When I ask him to do a task, it is usually the action he needs to be doing that he doesn’t know how to do. When I ask him to sit and watch TV, he knows how to sit. He doesn’t think he needs to sit because I asked him to sit, he figures he’ll sit until I’m ready to do the task. If I ask him to get down or move, he knows he should move. But he doesn’t figure that he should get down if I ask him to. So I have to physically direct him. I usually have to put a hand down and say, “Down, get down.” Or I have to say, “Come,” and then, “That’s it, now turn and walk away.” Or I have to pick him up, and say, “Walk,” or “Go.”
Of course, the problem is that when I give my child a signal, I’m putting my hand in the middle of the process. I don’t want him to “think” that I’m putting my hand down to give him a treat. I don’t want him to think that my hand in the middle of the task is the best way to get him to complete it. He’s not stupid, he knows that it is probably harder for him to be successful with the entire task if I interrupt him mid-task. He also knows that I’m going to have to remind him to complete the task when he sits in the middle of it.
The best thing that I’ve learned from this problem is to do what I should do from the beginning: I need to tell him what I need him to do, even if I’m putting my hand down and then moving it. I tell him, “Down,” and then, “Down.” “Come,” and then, “That’s it, now turn and walk.” And when he sits, I immediately tell him what I need from him. And that helps him. It doesn’t take me half the time to tell him what I need from him, but it does take a lot less time. And that’s what we need in the first place.
Sometimes, I have to remind myself of this, as well. Sometimes, I forget to tell him what I need from him, and the result is a longer, more complicated task. He may be more likely to interrupt me during those times than if I had told him the beginning. We have a “one” and a “one-and-a-half” in the house. When the second one sits down, I tell him, “Down.” “Up,” and then, “That’s it, turn and walk.” Sometimes, he gets up and sometimes he sits, which means I have to repeat the same instructions, and that will take longer, and there’s a lot more likely to be an interruption during that time.
It also takes a bit longer for the second one to understand that I was trying to get him to sit. It takes a bit longer for him to listen to me when I explain that he’s supposed to take turns with the other one. It can take a bit longer to train a second child to be polite, to sit, and to listen.

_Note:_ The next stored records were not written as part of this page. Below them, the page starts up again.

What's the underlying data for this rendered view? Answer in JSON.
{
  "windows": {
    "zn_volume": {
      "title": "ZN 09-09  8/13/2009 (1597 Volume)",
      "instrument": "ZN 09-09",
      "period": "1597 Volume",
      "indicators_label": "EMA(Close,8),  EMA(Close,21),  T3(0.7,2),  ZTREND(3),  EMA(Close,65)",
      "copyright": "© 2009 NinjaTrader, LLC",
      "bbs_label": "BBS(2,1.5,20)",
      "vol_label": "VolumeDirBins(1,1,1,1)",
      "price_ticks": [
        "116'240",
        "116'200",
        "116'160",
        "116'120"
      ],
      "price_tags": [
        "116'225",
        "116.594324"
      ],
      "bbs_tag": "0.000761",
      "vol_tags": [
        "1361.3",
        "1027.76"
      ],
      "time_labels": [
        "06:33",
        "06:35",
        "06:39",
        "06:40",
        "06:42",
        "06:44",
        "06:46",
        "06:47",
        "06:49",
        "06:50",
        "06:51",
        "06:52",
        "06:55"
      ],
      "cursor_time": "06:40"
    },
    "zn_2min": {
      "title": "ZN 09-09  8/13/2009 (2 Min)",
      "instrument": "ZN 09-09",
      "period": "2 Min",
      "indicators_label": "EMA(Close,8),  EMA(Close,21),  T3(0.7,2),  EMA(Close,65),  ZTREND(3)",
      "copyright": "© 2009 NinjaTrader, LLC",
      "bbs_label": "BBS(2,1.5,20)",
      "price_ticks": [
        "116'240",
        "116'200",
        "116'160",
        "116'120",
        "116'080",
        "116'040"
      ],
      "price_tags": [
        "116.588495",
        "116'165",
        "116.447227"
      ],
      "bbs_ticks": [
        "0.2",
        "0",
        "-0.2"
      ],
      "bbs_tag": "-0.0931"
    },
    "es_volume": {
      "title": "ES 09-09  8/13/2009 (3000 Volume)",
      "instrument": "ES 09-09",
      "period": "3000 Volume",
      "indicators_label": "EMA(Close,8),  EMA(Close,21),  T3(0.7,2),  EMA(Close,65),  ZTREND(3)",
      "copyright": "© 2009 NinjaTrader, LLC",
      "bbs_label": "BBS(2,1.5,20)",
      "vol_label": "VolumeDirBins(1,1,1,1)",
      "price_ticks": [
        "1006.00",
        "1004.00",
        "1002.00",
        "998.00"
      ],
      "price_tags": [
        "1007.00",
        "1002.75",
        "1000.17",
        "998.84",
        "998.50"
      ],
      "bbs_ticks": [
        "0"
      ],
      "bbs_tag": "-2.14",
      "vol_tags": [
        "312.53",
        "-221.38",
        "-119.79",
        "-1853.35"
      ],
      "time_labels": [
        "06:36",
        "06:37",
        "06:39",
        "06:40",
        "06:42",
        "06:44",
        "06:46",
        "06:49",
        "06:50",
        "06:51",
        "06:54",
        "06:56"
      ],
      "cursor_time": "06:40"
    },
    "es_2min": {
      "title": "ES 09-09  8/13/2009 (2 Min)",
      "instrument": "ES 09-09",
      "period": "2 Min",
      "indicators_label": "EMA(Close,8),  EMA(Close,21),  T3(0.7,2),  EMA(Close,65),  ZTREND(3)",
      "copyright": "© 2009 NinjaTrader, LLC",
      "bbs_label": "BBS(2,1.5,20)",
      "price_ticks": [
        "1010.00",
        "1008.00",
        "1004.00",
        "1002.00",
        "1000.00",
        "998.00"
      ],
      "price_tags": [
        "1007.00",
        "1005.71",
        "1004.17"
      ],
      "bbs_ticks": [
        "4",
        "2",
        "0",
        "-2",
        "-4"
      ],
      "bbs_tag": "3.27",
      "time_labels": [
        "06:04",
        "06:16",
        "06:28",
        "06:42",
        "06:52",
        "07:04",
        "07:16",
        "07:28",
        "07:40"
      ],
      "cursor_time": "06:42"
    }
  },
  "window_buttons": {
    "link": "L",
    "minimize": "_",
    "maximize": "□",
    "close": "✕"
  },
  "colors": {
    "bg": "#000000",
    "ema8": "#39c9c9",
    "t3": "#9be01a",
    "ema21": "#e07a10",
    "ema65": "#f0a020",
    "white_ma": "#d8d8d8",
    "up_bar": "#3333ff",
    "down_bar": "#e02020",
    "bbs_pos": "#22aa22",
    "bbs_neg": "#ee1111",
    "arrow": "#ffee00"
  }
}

There’s always a bit more of a gap between the “one” and the “one-and-a-half,” which usually results in a few extra words. I find that the first time I’m running through a routine with a second, I use a lot more words to tell him what I need from him and how to be polite, just to be sure he gets it. I find that the first thing I can remember when he’s sitting is to say, “You’re going to be sitting for the rest of the night.” Then, “You’re going to be getting up in fifteen minutes.” But then, if he hears a “sit,” he’ll sit without even